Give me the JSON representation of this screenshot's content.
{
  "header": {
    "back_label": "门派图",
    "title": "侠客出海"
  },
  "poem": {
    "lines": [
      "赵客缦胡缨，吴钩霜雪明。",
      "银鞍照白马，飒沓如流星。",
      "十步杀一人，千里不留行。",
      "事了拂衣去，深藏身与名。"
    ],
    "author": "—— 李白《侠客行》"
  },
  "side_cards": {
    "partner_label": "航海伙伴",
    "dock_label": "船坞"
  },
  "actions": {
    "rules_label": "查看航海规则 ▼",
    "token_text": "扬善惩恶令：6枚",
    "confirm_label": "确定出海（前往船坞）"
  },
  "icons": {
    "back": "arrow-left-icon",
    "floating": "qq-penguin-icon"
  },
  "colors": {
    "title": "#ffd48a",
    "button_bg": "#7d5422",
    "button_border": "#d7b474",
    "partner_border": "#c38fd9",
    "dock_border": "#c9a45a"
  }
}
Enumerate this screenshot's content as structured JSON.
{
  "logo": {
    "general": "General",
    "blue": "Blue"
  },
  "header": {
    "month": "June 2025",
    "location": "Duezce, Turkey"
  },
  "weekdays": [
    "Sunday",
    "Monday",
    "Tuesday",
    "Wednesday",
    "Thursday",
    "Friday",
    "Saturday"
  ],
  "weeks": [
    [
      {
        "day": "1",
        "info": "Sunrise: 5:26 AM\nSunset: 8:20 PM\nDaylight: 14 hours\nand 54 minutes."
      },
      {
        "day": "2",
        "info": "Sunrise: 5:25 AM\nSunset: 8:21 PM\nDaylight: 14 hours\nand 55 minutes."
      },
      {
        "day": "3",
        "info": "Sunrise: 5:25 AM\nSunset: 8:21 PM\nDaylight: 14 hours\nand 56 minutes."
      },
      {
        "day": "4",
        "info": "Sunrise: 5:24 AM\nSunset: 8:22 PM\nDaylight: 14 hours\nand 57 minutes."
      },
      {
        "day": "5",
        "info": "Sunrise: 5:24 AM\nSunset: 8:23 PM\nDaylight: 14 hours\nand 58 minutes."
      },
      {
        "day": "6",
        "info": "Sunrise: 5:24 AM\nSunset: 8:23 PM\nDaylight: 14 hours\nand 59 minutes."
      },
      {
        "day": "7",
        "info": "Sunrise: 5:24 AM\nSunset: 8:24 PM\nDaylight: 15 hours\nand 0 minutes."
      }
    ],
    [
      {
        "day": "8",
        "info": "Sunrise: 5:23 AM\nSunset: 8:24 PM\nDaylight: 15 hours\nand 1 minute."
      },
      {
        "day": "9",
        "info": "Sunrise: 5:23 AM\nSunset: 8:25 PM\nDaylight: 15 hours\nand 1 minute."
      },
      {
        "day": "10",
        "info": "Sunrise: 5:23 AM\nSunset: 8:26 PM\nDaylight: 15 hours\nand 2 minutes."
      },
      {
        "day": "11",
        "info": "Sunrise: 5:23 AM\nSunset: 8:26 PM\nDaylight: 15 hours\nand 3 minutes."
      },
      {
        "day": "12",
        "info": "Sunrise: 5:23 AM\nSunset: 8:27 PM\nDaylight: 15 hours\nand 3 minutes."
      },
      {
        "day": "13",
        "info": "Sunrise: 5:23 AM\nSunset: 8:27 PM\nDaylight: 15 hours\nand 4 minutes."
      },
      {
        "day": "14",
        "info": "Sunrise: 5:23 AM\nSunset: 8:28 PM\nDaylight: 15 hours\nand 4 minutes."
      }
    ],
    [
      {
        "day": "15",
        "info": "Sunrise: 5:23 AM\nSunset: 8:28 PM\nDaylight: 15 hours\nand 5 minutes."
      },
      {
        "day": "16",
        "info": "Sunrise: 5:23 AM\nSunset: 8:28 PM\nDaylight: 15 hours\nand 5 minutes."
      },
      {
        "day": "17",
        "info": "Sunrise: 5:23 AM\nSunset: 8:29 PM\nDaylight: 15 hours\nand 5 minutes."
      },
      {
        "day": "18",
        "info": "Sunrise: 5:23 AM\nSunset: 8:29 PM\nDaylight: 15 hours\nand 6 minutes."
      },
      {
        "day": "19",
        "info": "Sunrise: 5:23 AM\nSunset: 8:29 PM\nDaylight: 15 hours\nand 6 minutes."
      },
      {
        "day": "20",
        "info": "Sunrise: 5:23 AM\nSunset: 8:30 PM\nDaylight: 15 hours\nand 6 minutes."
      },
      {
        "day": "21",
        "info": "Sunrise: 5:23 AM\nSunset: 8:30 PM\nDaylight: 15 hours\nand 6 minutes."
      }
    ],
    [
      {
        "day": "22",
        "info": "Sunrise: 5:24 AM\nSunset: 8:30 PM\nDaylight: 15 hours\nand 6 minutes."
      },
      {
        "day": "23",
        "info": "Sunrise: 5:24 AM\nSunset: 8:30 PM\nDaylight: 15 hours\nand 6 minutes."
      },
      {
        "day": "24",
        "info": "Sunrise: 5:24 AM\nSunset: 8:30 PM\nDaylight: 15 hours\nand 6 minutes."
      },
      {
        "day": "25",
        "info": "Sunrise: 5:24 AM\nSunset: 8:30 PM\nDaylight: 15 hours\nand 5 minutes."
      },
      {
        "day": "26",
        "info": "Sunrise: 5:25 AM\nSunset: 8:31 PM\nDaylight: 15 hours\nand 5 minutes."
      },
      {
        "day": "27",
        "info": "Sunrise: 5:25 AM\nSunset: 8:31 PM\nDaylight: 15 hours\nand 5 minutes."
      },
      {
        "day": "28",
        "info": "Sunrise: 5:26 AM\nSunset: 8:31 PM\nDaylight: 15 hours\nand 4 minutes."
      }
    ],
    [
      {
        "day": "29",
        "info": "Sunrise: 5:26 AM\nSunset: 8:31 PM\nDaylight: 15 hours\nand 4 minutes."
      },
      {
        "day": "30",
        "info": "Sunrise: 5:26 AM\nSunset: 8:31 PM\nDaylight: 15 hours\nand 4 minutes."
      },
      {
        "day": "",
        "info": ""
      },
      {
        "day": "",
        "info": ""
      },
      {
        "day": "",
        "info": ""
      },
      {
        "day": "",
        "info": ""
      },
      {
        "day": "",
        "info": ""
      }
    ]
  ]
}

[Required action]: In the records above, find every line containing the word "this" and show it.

[Result]:
Give me the JSON representation of this screenshot's content.
Enumerate this screenshot's content as structured JSON.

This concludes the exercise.